Long day. We did construction. Specifically, we helped lay a foundation of a house that will house two or four families. I can't remember how many. It was good hard work involving mostly, for me, moving cement in buckets. cement is mixed much the same way we did in Mexico except that it was mixed on the ground and it was very sandy and rocky. It seemed like it would crumble very easily. We were told that since the earthquake they have been laying footers. They dig trenches and fill them with cement and large rocks in layers. They then go about e feet up making a short wall of rocks and "motor" (the same cement). The larger the rocks the better. But they are very neat and precise in how they do this. We left around noon just when they started the short wall and came back to help them finish. I say wall, but looking at other houses of similar construction it looks like they will fill it in so the foundation is actually 3 or more feet thick. They then start making walls out of brick.
So I learned something about the culture today. Hatians don't generally smile unless there is something funny whereas we smile quite often. at first I thought it was a bit of mistrust, but I was reaurred it wass not by Daulus. Also, when children she us they yell "blanco/blanca" when we walk by.
Most of the groups stayed at the mission to paint while Ken, Tom, Brandon and I went back to the work site. An interesting thing happened. Kati and Amanda were talking to several children during there time painting even getting a little "help" from them. I guess while they were talking to some a little boy pulled out a condom and turned around as if he might put it on. Kati and Amanda walked quickly away.
So far everyone has been very hospitable and somewhat eager to speak with us. Hatians are very loving people and there is a strong sense of community with the ones we are around. The ones we worked with at the site are all people who work here at the mission. Some of them, if not all, have been affected by the earthquake. I heard one person tonight say that they lost a relative. There is actually a tent city on the mission grounds housing 30 to 40 families. Edwins went into town and bot beans, cornmeal, rice and oil for us. We are going to distribute it tomorrow.
I really like the phiosophy here. They aren't just supporting people here. They are trying to teach them responsibility and help them get back on their feet. The gift we give them tomorrow will be called a gift from us and not the mission.

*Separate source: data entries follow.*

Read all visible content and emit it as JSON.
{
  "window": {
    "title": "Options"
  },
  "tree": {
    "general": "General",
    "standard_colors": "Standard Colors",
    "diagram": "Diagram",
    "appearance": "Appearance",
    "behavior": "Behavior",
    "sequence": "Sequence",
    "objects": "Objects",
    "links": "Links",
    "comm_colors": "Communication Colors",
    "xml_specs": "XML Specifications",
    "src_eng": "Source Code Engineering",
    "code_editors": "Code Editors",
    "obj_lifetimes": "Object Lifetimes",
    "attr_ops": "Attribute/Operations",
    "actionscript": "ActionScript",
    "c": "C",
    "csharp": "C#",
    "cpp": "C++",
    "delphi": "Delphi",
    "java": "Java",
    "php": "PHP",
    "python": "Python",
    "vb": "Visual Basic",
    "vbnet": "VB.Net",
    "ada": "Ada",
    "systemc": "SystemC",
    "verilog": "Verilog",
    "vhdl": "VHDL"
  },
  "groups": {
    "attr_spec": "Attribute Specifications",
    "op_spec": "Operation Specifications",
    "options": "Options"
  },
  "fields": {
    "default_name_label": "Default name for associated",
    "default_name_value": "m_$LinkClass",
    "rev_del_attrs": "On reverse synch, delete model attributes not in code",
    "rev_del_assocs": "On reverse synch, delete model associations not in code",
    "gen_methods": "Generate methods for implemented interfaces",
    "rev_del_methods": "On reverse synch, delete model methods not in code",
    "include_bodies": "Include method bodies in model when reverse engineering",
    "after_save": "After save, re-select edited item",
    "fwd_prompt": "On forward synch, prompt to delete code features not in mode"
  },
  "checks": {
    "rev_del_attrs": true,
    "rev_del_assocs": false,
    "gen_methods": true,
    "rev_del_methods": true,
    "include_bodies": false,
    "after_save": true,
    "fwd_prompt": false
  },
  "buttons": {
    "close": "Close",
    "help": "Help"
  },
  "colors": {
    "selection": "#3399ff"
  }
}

Another cultural thing I noticed stems back top the African culture. Hatians pay great respect and honor to the "chiefs" or leaders. Louie and I are treated very well. Pastor Prophete told us that the first and only complete translation of the Creole Bible translates pastor as chief. He says this gives the wrong conotation as chiefs are not servants but are men whoare served.
There is a young man who does not belong to the mission who is tagging along with us. He seems to be generally interested in our culture and getting practice speaking English. It sounds like he wants to become a pastor. He asked if I would send him books, particularly, a commentary. He gave me his address. Later as we were walking back from the worksite (a very rocky road. I twisted my ankles three times) he asked me, in a round about way, if I could scholarship him so that he could come to an American university. People need money! He was not shy in his asking.
I got to talk to Tami online tonight. It is nice to be in another country and still be able to easily communicate with the outside world. The mission as wi-fi. It is kind of funny. All this poverty and yet we are able to communicate through the intenet.
It seems like the people who work for the missionare treated very well. They have food, clothes, access to the internet and I even saw an Ipod tonight.
I think the teens are loving it here. I am concerned with Patty however. She is not handling the heat very well. It did not seem like Louie was doing that good either although tonight he seemed a lot better. On the other hand my cousin Lisa seems to be doing great. I think she has the missions bug already. She expressed her gratitude in that her first missions trip was with me.
Okay. It is 10 and I need sleep. Breakfast is at 6:30. I'm not sure what we will be doing tomorrow morning. Hopefully construction. Tomorrow night we will do a light version of the VBS for kids who attend the mission school.